Joe entered the room as his wife made this declaration. “Should I be jealous, sweetheart ?”

Annie laughed. “Joe, I’m old enough to be their Momma.”

Bertha smiled. “Let me introduce you to my old friends Hannibal Heyes and Jed Kid Curry and I have to say, Joe if these two were awake then any woman in a hundred miles ain’t safe from their charms.”


Hannibal Heyes opened his eyes and looked around an unfamiliar room. His head hurt, his chest felt tight and his mouth was dry. He closed his eyes and tried to recall where he was. He bolted upright opening his eyes and rasping “Kid! Kid!” He spotted a trestle mattress lying on the floor a few feet from his bed. The familiar blond curls of his partner peeped out from under a pile of blankets.

Heyes fell back against the pillows, exhausted. A large woman entered his sight as he tried to gain strength to call his partner’s name again. The woman smiled at him as she sat on the edge of his bed and Heyes realized she was vaguely familiar.

“Heyes, honey, just take it easy. Kid’s alright but he’s tuckered out and you need to let him rest.” She poured water into a glass from a pitcher standing on a nightstand by the head of the bed. Heyes sipped it gratefully as his keen mind searched for a name to match the face.


“Yes, honey you got it in one.” Kind but mischievous eyes met his.

“Kid!” Heyes went to push the blankets away, feeling the need to see his partner clearly, but the sudden realization that he was naked stayed his hand.

Bertha laughed. “The great Hannibal Heyes is a mite bashful.” Sensing the young man’s worry about his friend she hurried on. “ You stay still and I’ll tell you everything.”

Listening to Bertha and recalling his own memories the story came together for Heyes. He and his partner had once again carried out a job given to them by Lom at the Governor’s bequest and in doing so they had ended up being chased by a small posse in a sudden snowstorm. While trying to lose their pursuers they had forded a river and Heyes had been almost unseated by the force of the current. His memories were hazy but he recalled Kid helping him strip out of his wet clothes and providing him with dry items from Kid’s own dry saddle bag. He tried to refuse the sheepskin jacket but his stubborn partner would have none of that. They couldn’t chance building a fire so looking back on it Heyes realized his partner’s jacket had probably saved his life.

“Oh my God! Bertha, how the hell did Kid manage to find you without freezing to death?”

“I’d say it was sheer damn stubbornness.” Bertha Glanced over to Curry her eyes misted over as she turned back to Heyes.
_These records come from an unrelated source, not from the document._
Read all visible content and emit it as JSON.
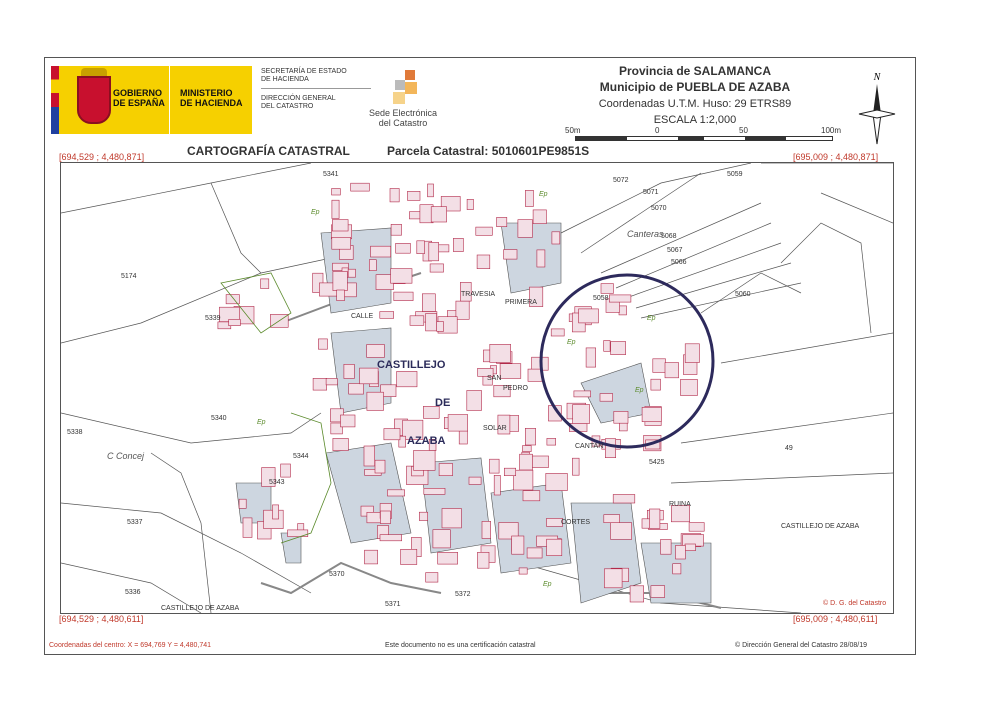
{
  "header": {
    "gov_line1": "GOBIERNO",
    "gov_line2": "DE ESPAÑA",
    "min_line1": "MINISTERIO",
    "min_line2": "DE HACIENDA",
    "sec_estado_1": "SECRETARÍA DE ESTADO",
    "sec_estado_2": "DE HACIENDA",
    "dir_general_1": "DIRECCIÓN GENERAL",
    "dir_general_2": "DEL CATASTRO",
    "sede_1": "Sede Electrónica",
    "sede_2": "del Catastro",
    "provincia": "Provincia de SALAMANCA",
    "municipio": "Municipio de PUEBLA DE AZABA",
    "coordenadas": "Coordenadas U.T.M. Huso: 29 ETRS89",
    "escala": "ESCALA 1:2,000",
    "scale_labels": [
      "50m",
      "0",
      "50",
      "100m"
    ],
    "north": "N",
    "cartografia": "CARTOGRAFÍA CATASTRAL",
    "parcela": "Parcela Catastral: 5010601PE9851S"
  },
  "corners": {
    "top_left": "[694,529 ; 4,480,871]",
    "top_right": "[695,009 ; 4,480,871]",
    "bottom_left": "[694,529 ; 4,480,611]",
    "bottom_right": "[695,009 ; 4,480,611]"
  },
  "map": {
    "town_1": "CASTILLEJO",
    "town_2": "DE",
    "town_3": "AZABA",
    "parcels": [
      "5341",
      "5174",
      "5339",
      "5340",
      "5338",
      "5337",
      "5336",
      "5344",
      "5343",
      "5370",
      "5371",
      "5372",
      "5058",
      "5060",
      "5072",
      "5071",
      "5070",
      "5068",
      "5067",
      "5066",
      "5059",
      "5425",
      "49"
    ],
    "place_canteras": "Canteras",
    "place_concej": "C Concej",
    "castillejo_label": "CASTILLEJO DE AZABA",
    "castillejo_bottom": "CASTILLEJO DE AZABA",
    "streets": [
      "CALLE",
      "TRAVESIA",
      "PRIMERA",
      "SOLAR",
      "SAN",
      "PEDRO",
      "CORTES",
      "RUINA",
      "CANTAN"
    ],
    "ep": "Ep",
    "dg": "© D. G. del Catastro"
  },
  "footer": {
    "centro": "Coordenadas del centro: X = 694,769 Y = 4,480,741",
    "nota": "Este documento no es una certificación catastral",
    "copyright": "© Dirección General del Catastro 28/08/19"
  },
  "colors": {
    "built": "#f3dfe6",
    "courtyard": "#cdd6e0",
    "outline": "#b22a4a",
    "circle": "#2d2a5c"
  }
}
“It’s the fifth of December, Heyes, you have been here three days and all that time Kid watched over you and refused to grab more than a few hours of sleep but last night he knew you were over the worst of it so he finally let us move a trestle in for him and he’s sleeping like a baby. It might be his jacket that saved your life but it’s the strength of your friendship that keeps you both alive. God help you both because that’s some responsibility.”